“Heartbreak Ridge” is a rarely generous serving of red meat to Eastwood’s fanbase. He stars as Gunnery Sergeant Tom Highway, a Korean War hero who’s spent the majority of his post-combat career in a bottle of booze. When Highway gets the opportunity to set up shop at his old stomping grounds in Camp Lejeune, North Carolina, he finds himself at odds with a hostile commanding officer (Everett McGill), who assigns him to the laziest unit on base. Highway, determined to shape up, goes to work on his layabout charges, but his achievement will ring hollow if he doesn’t reconcile with his ex-wife, Aggie Highway (Mason).
Mason had been nominated for four Academy Awards prior to getting cast in “Heartbreak Ridge,” and this was her first film role since she divorced playwright Neil Simon in 1983. So there’s some added stink on her fastball when, in response to Tom’s bon mot “You never talked dirty like that when we were married,” she fires back, “Yes, I did; you were just never around to hear it.”
In an interview with Roger Ebert, Eastwood said he saw old-school, movie-star toughness in Mason. As he said:
“The stronger the participation of the female characters, the better the movie.
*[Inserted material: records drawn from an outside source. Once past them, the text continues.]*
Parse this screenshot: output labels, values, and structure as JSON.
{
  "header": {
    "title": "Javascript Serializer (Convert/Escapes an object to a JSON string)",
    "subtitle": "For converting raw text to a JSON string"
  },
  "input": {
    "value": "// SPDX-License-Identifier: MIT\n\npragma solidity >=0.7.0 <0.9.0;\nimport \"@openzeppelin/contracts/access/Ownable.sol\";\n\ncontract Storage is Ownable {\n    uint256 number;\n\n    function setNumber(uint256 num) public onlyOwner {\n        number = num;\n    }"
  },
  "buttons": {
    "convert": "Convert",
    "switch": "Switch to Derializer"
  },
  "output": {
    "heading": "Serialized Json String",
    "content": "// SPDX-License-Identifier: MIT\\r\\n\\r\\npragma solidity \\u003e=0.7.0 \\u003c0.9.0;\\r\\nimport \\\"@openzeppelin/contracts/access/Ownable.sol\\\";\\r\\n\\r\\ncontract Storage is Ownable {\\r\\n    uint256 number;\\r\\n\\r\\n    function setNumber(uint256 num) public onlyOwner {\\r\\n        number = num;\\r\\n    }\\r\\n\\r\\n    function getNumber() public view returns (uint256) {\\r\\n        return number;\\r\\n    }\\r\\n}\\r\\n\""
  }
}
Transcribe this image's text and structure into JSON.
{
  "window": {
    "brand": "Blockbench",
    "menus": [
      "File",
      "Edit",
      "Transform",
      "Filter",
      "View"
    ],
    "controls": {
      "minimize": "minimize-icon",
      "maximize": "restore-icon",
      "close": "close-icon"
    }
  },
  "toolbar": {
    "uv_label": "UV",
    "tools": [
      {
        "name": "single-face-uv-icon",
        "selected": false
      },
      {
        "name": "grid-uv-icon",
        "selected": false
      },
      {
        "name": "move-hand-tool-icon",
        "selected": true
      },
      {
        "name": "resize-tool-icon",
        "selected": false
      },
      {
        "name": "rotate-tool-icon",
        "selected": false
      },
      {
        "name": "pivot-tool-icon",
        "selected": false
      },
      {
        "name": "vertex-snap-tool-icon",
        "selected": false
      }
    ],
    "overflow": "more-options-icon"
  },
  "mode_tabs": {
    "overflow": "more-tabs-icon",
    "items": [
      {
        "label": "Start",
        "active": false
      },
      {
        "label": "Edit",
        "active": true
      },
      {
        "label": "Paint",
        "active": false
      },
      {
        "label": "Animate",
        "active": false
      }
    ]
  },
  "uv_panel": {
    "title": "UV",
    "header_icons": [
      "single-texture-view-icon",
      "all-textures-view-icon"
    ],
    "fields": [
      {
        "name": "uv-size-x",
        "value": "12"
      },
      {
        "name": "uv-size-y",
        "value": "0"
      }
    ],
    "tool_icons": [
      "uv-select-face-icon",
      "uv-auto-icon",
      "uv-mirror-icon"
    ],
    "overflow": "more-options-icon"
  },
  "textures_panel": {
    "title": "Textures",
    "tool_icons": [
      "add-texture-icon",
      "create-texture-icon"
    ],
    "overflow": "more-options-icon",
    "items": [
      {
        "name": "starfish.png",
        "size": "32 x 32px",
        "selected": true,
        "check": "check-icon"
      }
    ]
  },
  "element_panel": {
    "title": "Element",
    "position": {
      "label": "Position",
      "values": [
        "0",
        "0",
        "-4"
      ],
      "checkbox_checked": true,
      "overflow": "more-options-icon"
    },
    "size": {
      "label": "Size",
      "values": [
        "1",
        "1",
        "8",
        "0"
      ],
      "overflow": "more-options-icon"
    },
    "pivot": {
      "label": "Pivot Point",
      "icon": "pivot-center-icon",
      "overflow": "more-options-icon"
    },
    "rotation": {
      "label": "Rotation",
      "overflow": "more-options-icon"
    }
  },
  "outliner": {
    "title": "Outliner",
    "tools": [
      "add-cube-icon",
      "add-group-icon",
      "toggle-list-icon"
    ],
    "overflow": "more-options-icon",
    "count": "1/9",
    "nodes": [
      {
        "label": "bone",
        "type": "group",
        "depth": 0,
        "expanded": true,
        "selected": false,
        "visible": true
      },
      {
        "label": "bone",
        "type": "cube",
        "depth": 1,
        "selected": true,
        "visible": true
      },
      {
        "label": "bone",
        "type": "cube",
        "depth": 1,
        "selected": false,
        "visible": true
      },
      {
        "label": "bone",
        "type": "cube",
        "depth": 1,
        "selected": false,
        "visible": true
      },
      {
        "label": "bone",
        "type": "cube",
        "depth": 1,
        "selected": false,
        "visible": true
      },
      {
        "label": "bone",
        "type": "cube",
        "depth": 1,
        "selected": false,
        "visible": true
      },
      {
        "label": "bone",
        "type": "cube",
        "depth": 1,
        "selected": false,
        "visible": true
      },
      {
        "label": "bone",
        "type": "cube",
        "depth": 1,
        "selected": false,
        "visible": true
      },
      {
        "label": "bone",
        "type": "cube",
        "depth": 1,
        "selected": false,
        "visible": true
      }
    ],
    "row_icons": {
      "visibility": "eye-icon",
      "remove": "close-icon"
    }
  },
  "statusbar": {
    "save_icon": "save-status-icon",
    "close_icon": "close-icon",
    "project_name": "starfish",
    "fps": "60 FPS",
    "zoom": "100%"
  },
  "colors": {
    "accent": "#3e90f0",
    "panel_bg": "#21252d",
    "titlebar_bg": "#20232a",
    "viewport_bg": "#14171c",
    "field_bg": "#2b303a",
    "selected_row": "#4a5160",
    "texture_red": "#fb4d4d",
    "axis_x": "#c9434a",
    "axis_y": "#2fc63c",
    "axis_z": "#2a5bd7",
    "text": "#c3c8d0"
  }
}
They knew that in the old days when women stars were equally as important as men. [Katherine] Hepburn, [Bette] Davis, [Claudette] Colbert. They had great faces and great voices. By the 1950s, somehow all the female roles became sort of glorified gals in blue jeans at the next-door barbecue. They’d lost their strength. Now they get a few lines, a little sex scene, and that’s the end of it. I’m a lot more interested in women than that.”